Los Angeles River Recreation Zones in Elysian Valley and Sepulveda Basin reopened on Memorial Day Weekend for their summer season. The catch: There's no kayaking this year. While you can't enjoy the river by boat, you can still fish at the site. Walking and bird-watching are also permitted. The season runs through September 30.
Go For a Bike Ride with Metro
Whether you want to get out for a quick jaunt through your neighborhood, or ride across the city, Metro Bike Share is available. Through August, Metro is offering reduced rates for bike passes, which can be purchased via the Metro Bike Share app. Metro has been upped the cleaning of bikes and stations, but recommends that you still wash or sanitize your hands before and after you ride and make sure to avoid touching your face while you're on the bike. Don't forget to bring your own helmet as well.
Use FORT L.A. Guides to See Historic Homes
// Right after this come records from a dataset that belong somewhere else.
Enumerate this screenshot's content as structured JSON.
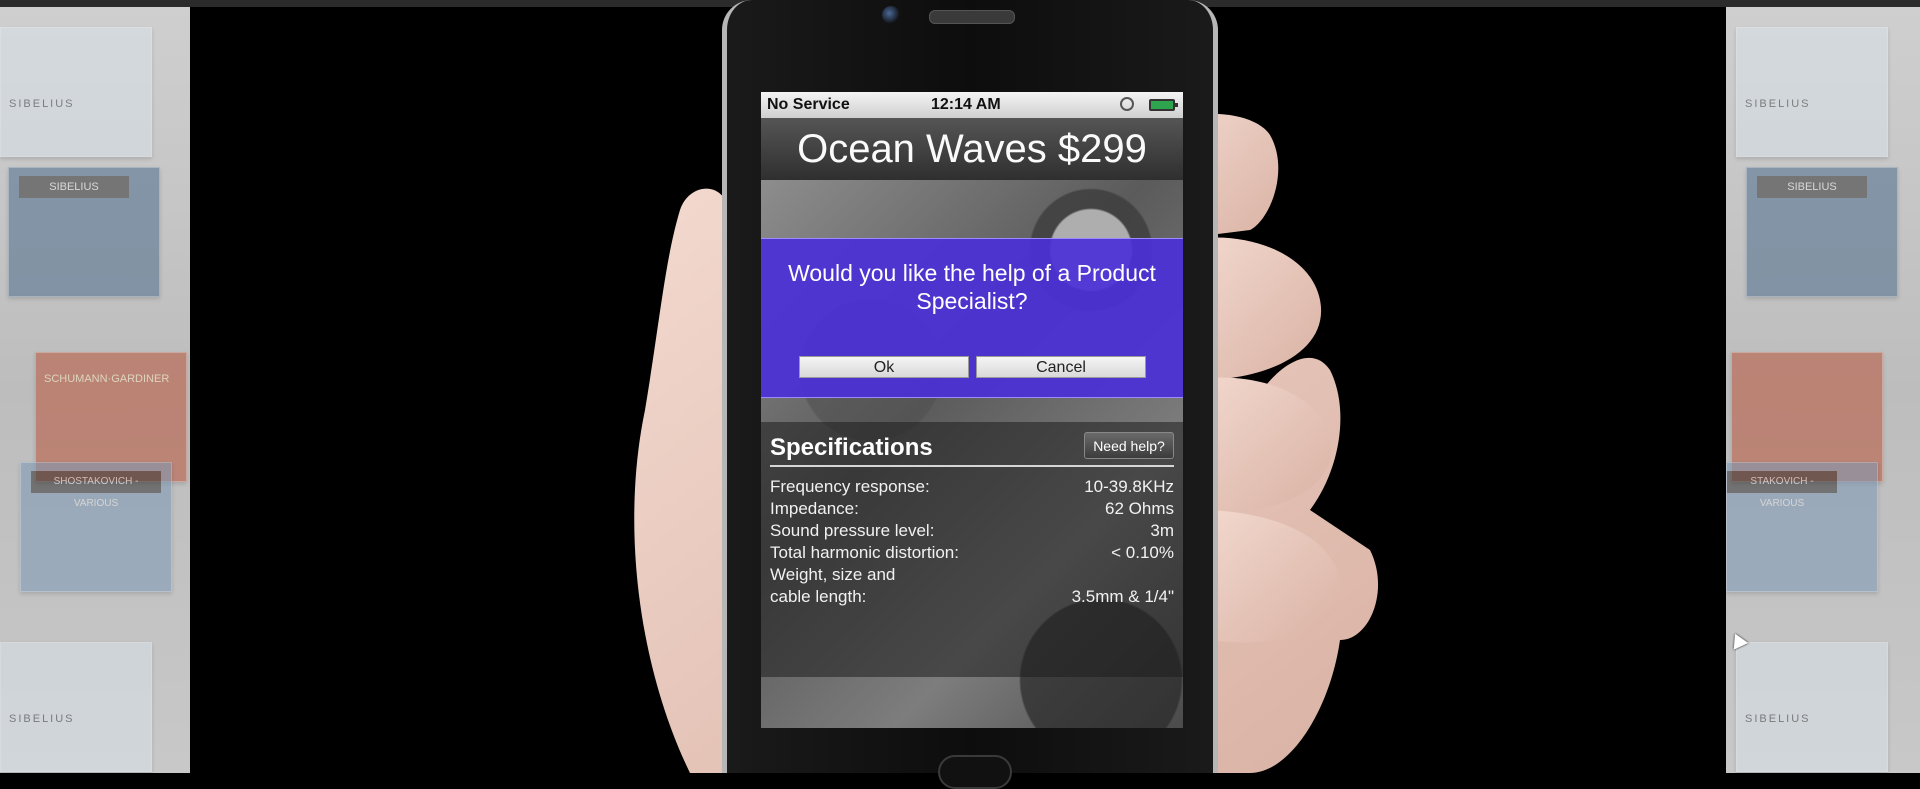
{
  "shelves": {
    "left_cds": [
      "SIBELIUS",
      "SCHUMANN·GARDINER",
      "SHOSTAKOVICH - VARIOUS",
      "SHOSTAKOVICH",
      "SIBELIUS"
    ],
    "right_cds": [
      "SIBELIUS",
      "SIBELIUS",
      "STAKOVICH - VARIOUS",
      "STAKOVICH",
      "SIBELIUS"
    ]
  },
  "status_bar": {
    "carrier": "No Service",
    "time": "12:14 AM",
    "lock_icon": "rotation-lock-icon",
    "battery_icon": "battery-icon"
  },
  "product": {
    "title": "Ocean Waves $299"
  },
  "dialog": {
    "message": "Would you like the help of a Product Specialist?",
    "ok_label": "Ok",
    "cancel_label": "Cancel"
  },
  "specs": {
    "title": "Specifications",
    "help_button": "Need help?",
    "rows": [
      {
        "label": "Frequency response:",
        "value": "10-39.8KHz"
      },
      {
        "label": "Impedance:",
        "value": "62 Ohms"
      },
      {
        "label": "Sound pressure level:",
        "value": "3m"
      },
      {
        "label": "Total harmonic distortion:",
        "value": "< 0.10%"
      },
      {
        "label": "Weight, size and",
        "label2": "cable length:",
        "value": "3.5mm & 1/4\""
      }
    ]
  },
  "colors": {
    "dialog_bg": "#4c30d7",
    "status_bar_bg": "#e6e6e6",
    "battery_fill": "#2ea44f"
  }
}
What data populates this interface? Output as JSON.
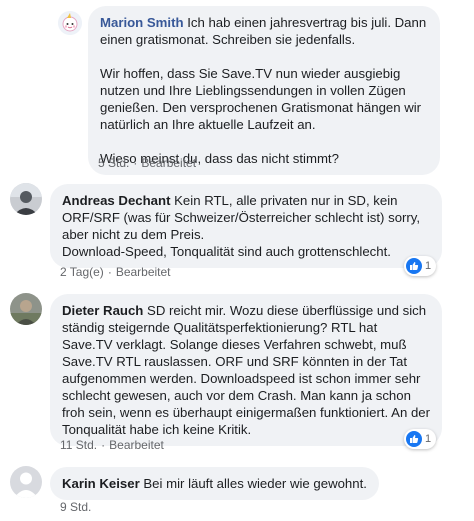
{
  "comments": [
    {
      "author": "Marion Smith",
      "paragraphs": [
        "Ich hab einen jahresvertrag bis juli. Dann einen gratismonat. Schreiben sie jedenfalls.",
        "Wir hoffen, dass Sie Save.TV nun wieder ausgiebig nutzen und Ihre Lieblingssendungen in vollen Zügen genießen. Den versprochenen Gratismonat hängen wir natürlich an Ihre aktuelle Laufzeit an.",
        "Wieso meinst du, dass das nicht stimmt?"
      ],
      "time": "5 Std.",
      "status": "Bearbeitet"
    },
    {
      "author": "Andreas Dechant",
      "text": "Kein RTL, alle privaten nur in SD, kein ORF/SRF (was für Schweizer/Österreicher schlecht ist) sorry, aber nicht zu dem Preis.",
      "text2": "Download-Speed, Tonqualität sind auch grottenschlecht.",
      "time": "2 Tag(e)",
      "status": "Bearbeitet",
      "reaction_count": "1"
    },
    {
      "author": "Dieter Rauch",
      "text": "SD reicht mir. Wozu diese überflüssige und sich ständig steigernde Qualitätsperfektionierung? RTL hat Save.TV verklagt. Solange dieses Verfahren schwebt, muß Save.TV RTL rauslassen. ORF und SRF könnten in der Tat aufgenommen werden. Downloadspeed ist schon immer sehr schlecht gewesen, auch vor dem Crash. Man kann ja schon froh sein, wenn es überhaupt einigermaßen funktioniert. An der Tonqualität habe ich keine Kritik.",
      "time": "11 Std.",
      "status": "Bearbeitet",
      "reaction_count": "1"
    },
    {
      "author": "Karin Keiser",
      "text": "Bei mir läuft alles wieder wie gewohnt.",
      "time": "9 Std."
    }
  ],
  "colors": {
    "bubble": "#f0f2f5",
    "link": "#385898",
    "like": "#1877f2",
    "meta": "#65676b"
  },
  "icons": [
    "avatar-icon",
    "like-icon"
  ]
}
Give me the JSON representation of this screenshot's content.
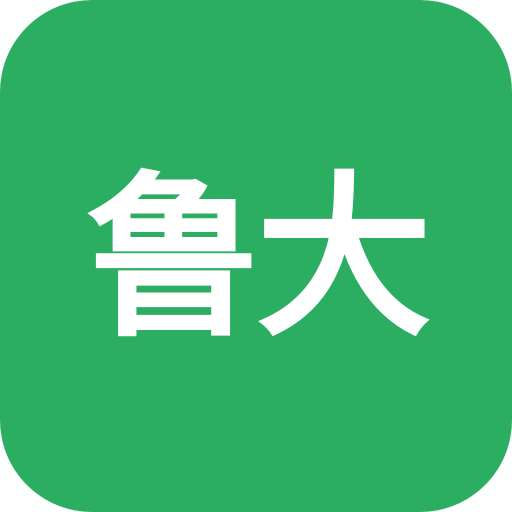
{
  "icon": {
    "label": "鲁大",
    "background_color": "#2bae62",
    "text_color": "#ffffff"
  }
}
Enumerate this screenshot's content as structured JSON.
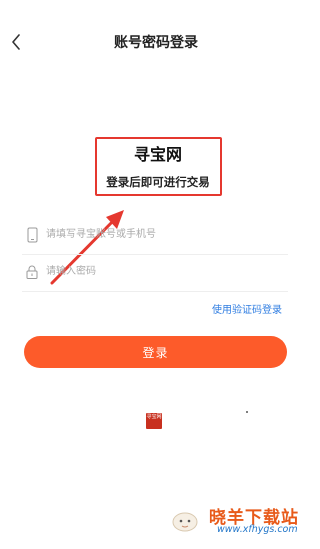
{
  "header": {
    "title": "账号密码登录",
    "back_icon": "chevron-left-icon"
  },
  "brand": {
    "name": "寻宝网",
    "subtitle": "登录后即可进行交易"
  },
  "form": {
    "account_placeholder": "请填写寻宝账号或手机号",
    "account_icon": "phone-icon",
    "password_placeholder": "请输入密码",
    "password_icon": "lock-icon"
  },
  "alt_login_label": "使用验证码登录",
  "login_button_label": "登录",
  "stamp_text": "寻宝网",
  "watermark": {
    "title": "晓羊下载站",
    "url": "www.xfhygs.com"
  },
  "colors": {
    "accent": "#fd5b2a",
    "link": "#2f7de1",
    "annotation": "#e5382f"
  }
}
Friends of Residential Treasures: Los Angeles releases monthly trails leading explorers to historic homes across the city. These routes are best traveled by car, as they're organized by theme rather than location, and the guides, which you can access online for free, are filled with historic details and auxiliary media to deepen your understanding of homes that you can view without getting out of the car. Trails include "1920s Nights," featuring famed homes like the Adamson and Schindler Houses, "Postwar Japanese American Architects," and "Small Neutra Houses."
Explore Nature in Your Yard with Natural History Museum
You don't have to leave your neighborhood, or even your yard, to connect with nature. NHMLA has been encouraging locals to engage with the nature that surrounds us through their Community Science program and the annual City Nature Challenge and the pandemic hasn't stopped them from continuing with the message. Get started with a Nature Hunt check list available on NHMLA's website, use your phone to photograph or record the flora and fauna you see and share your findings through the iNaturalist app, or by emailing firstname.lastname@example.org or using the hashtag #NatureinLA on social media.
Head to The Montalbán for dinner and a movie
The Montalbán is re-opening its rooftop in August for a three week series of film screenings. Events will take place on Fridays, Saturdays and Sundays between August 14 and August 30 and will include such films as Once Upon a Time in Hollywood, Dirty Dancing and Fight Club. Screens start 15 minutes after the sun sets, but show up early to grab dinner from Hollywood Burger. (The venue uses a pick-up system for dinners and orders must be placed online by 3 p.m. for the 7 p.m. delivery.) Tickets are $30. Check The Montalbán's website for tickets and safety measures.